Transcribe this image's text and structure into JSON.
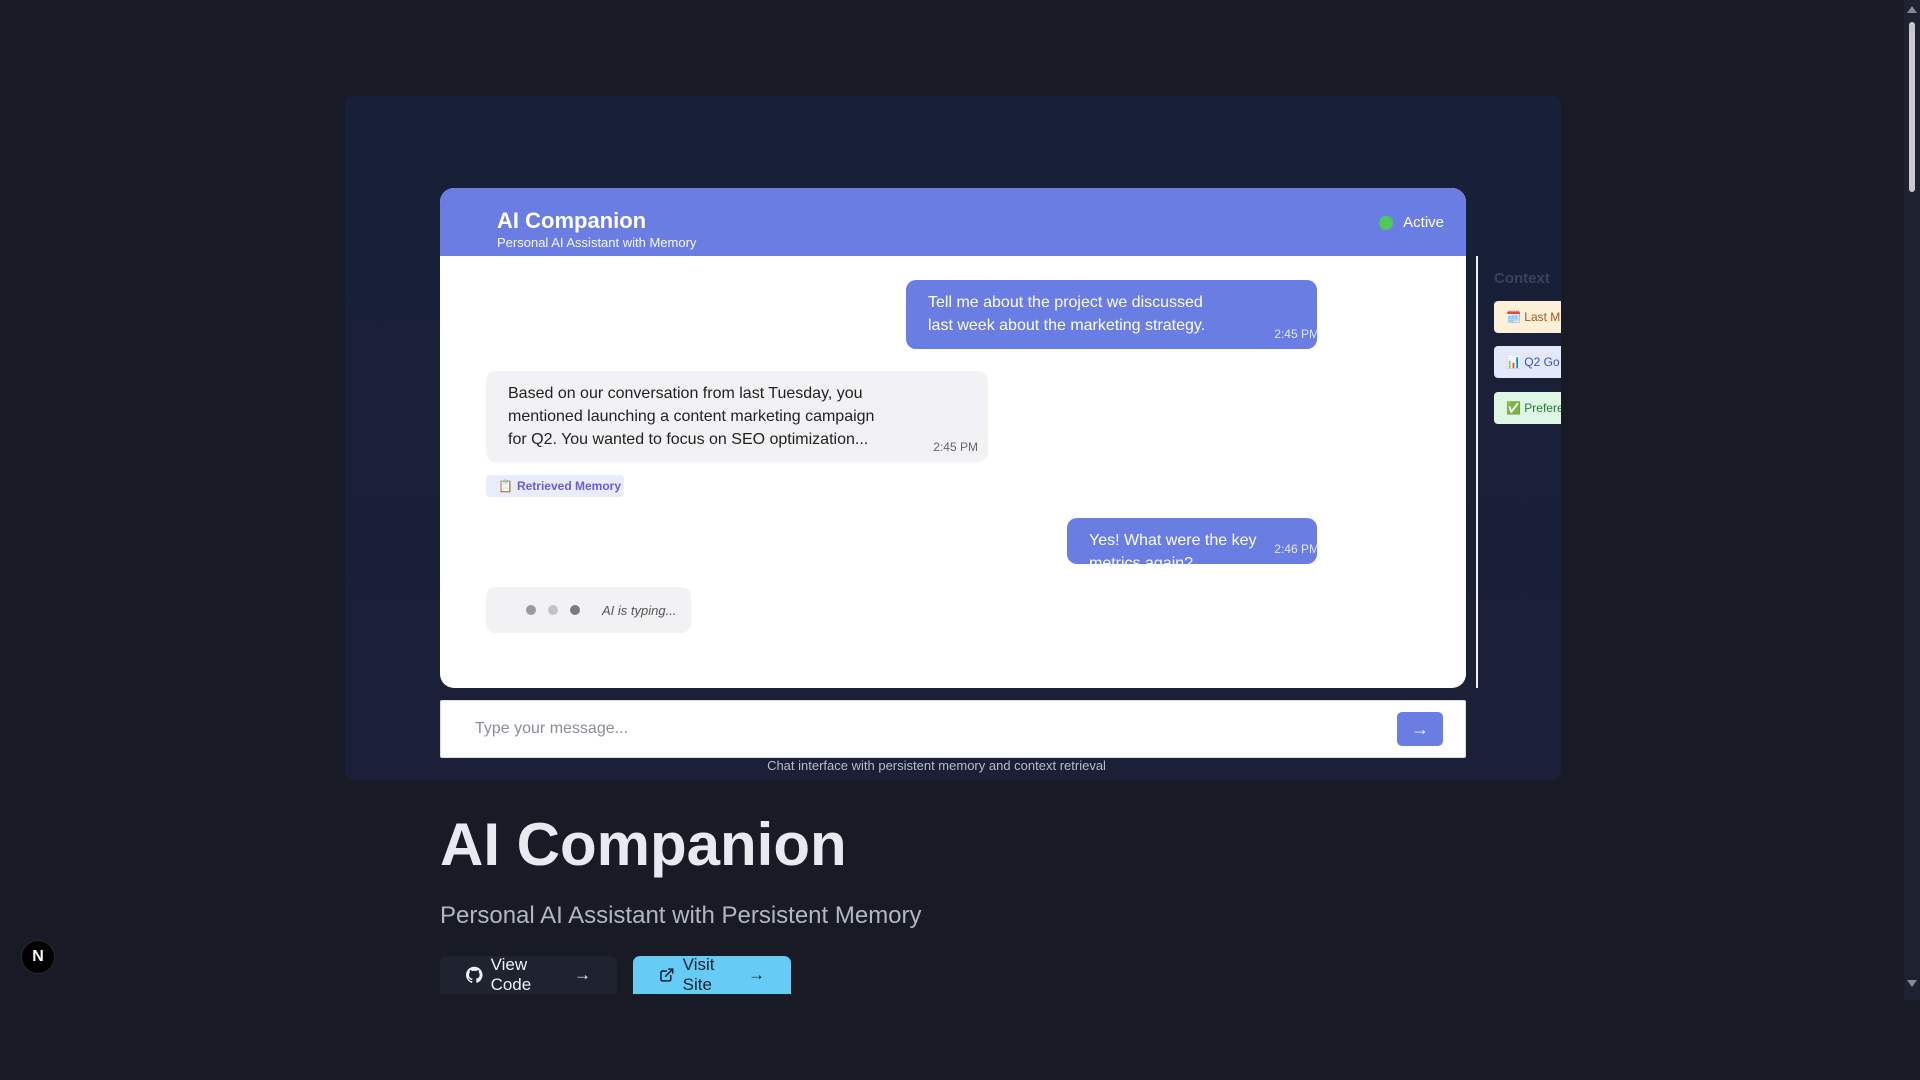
{
  "chat": {
    "title": "AI Companion",
    "subtitle": "Personal AI Assistant with Memory",
    "status": "Active",
    "messages": [
      {
        "text": "Tell me about the project we discussed\nlast week about the marketing strategy.",
        "time": "2:45 PM"
      },
      {
        "text": "Based on our conversation from last Tuesday, you\nmentioned launching a content marketing campaign\nfor Q2. You wanted to focus on SEO optimization...",
        "time": "2:45 PM"
      },
      {
        "text": "Yes! What were the key metrics again?",
        "time": "2:46 PM"
      }
    ],
    "memory_badge": "Retrieved Memory",
    "memory_icon": "clipboard-icon",
    "typing_label": "AI is typing...",
    "input_placeholder": "Type your message...",
    "send_label": "→",
    "caption": "Chat interface with persistent memory and context retrieval"
  },
  "context": {
    "title": "Context",
    "items": [
      {
        "label": "🗓️ Last M",
        "icon": "calendar-icon"
      },
      {
        "label": "📊 Q2 Go",
        "icon": "bar-chart-icon"
      },
      {
        "label": "✅ Prefere",
        "icon": "check-icon"
      }
    ]
  },
  "page": {
    "title": "AI Companion",
    "subtitle": "Personal AI Assistant with Persistent Memory",
    "view_code": "View Code",
    "visit_site": "Visit Site",
    "arrow": "→",
    "next_badge": "N"
  },
  "colors": {
    "accent": "#6a7de3",
    "status": "#4fc95a",
    "visit_button": "#66ccf5",
    "background": "#181b26"
  }
}
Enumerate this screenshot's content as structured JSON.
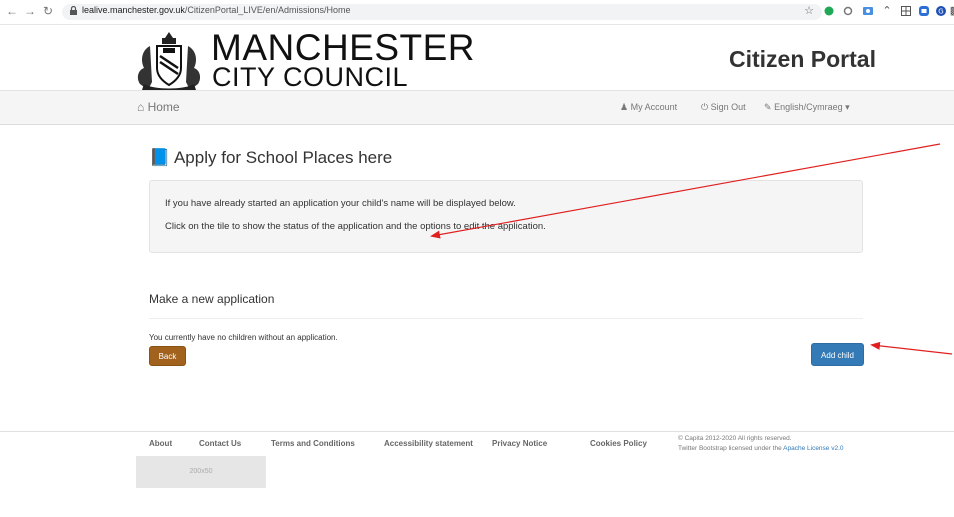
{
  "browser": {
    "back_icon": "arrow-left-icon",
    "forward_icon": "arrow-right-icon",
    "reload_icon": "reload-icon",
    "url_host": "lealive.manchester.gov.uk",
    "url_path": "/CitizenPortal_LIVE/en/Admissions/Home",
    "extension_icons": [
      "star-icon",
      "green-dot-extension-icon",
      "circle-extension-icon",
      "photo-extension-icon",
      "cloud-extension-icon",
      "grid-extension-icon",
      "blue-square-extension-icon",
      "blue-circle-extension-icon",
      "puzzle-icon"
    ]
  },
  "header": {
    "logo_line1": "MANCHESTER",
    "logo_line2": "CITY COUNCIL",
    "portal_title": "Citizen Portal"
  },
  "nav": {
    "home": "Home",
    "my_account": "My Account",
    "sign_out": "Sign Out",
    "language": "English/Cymraeg"
  },
  "main": {
    "heading": "Apply for School Places here",
    "info_line1": "If you have already started an application your child's name will be displayed below.",
    "info_line2": "Click on the tile to show the status of the application and the options to edit the application.",
    "new_heading": "Make a new application",
    "no_children": "You currently have no children without an application.",
    "back_label": "Back",
    "add_child_label": "Add child"
  },
  "footer": {
    "links": [
      "About",
      "Contact Us",
      "Terms and Conditions",
      "Accessibility statement",
      "Privacy Notice",
      "Cookies Policy"
    ],
    "copyright": "© Capita 2012-2020 All rights reserved.",
    "bootstrap_prefix": "Twitter Bootstrap licensed under the ",
    "bootstrap_link": "Apache License v2.0",
    "placeholder": "200x50"
  },
  "colors": {
    "back_button": "#a0621c",
    "add_button": "#337ab7",
    "annotation_arrow": "#e02020"
  }
}
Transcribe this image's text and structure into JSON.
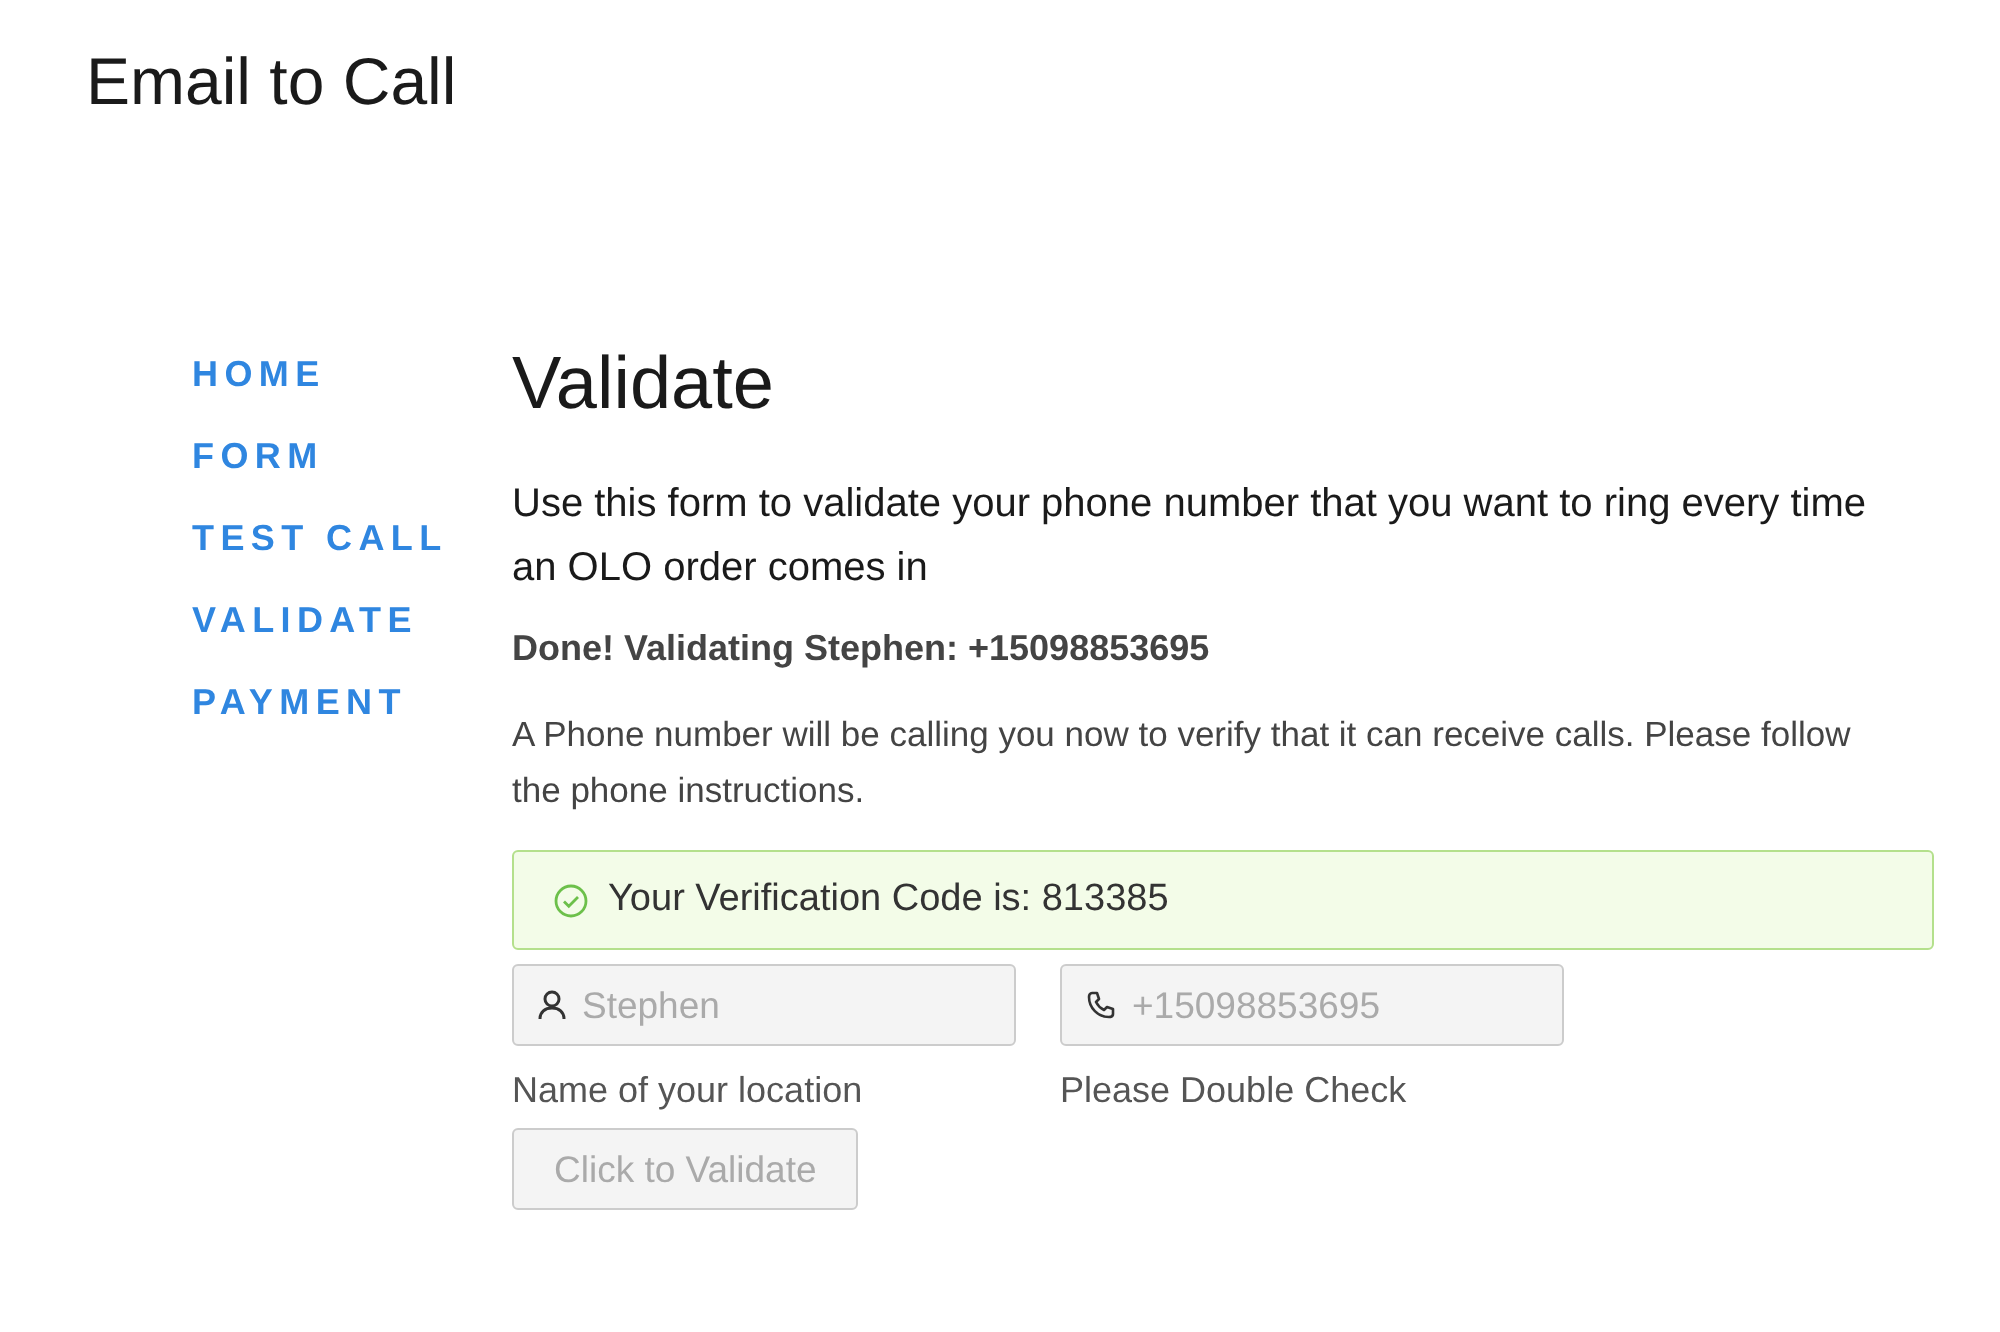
{
  "site_title": "Email to Call",
  "nav": [
    {
      "label": "HOME"
    },
    {
      "label": "FORM"
    },
    {
      "label": "TEST CALL"
    },
    {
      "label": "VALIDATE"
    },
    {
      "label": "PAYMENT"
    }
  ],
  "main": {
    "heading": "Validate",
    "intro": "Use this form to validate your phone number that you want to ring every time an OLO order comes in",
    "status": "Done! Validating Stephen: +15098853695",
    "description": "A Phone number will be calling you now to verify that it can receive calls. Please follow the phone instructions.",
    "alert": {
      "text": "Your Verification Code is: 813385"
    },
    "fields": [
      {
        "kind": "name",
        "value": "Stephen",
        "label": "Name of your location",
        "disabled": true
      },
      {
        "kind": "phone",
        "value": "+15098853695",
        "label": "Please Double Check",
        "disabled": true
      }
    ],
    "button": {
      "label": "Click to Validate",
      "disabled": true
    }
  }
}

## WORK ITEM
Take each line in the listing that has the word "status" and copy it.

## WRITTEN SOLUTION
    "status": "Active",
    "status": "#4fc95a",
    "info_line2": "Click on the tile to show the status of the application and the options to edit the application.",
    "status": "Done! Validating Stephen: +15098853695",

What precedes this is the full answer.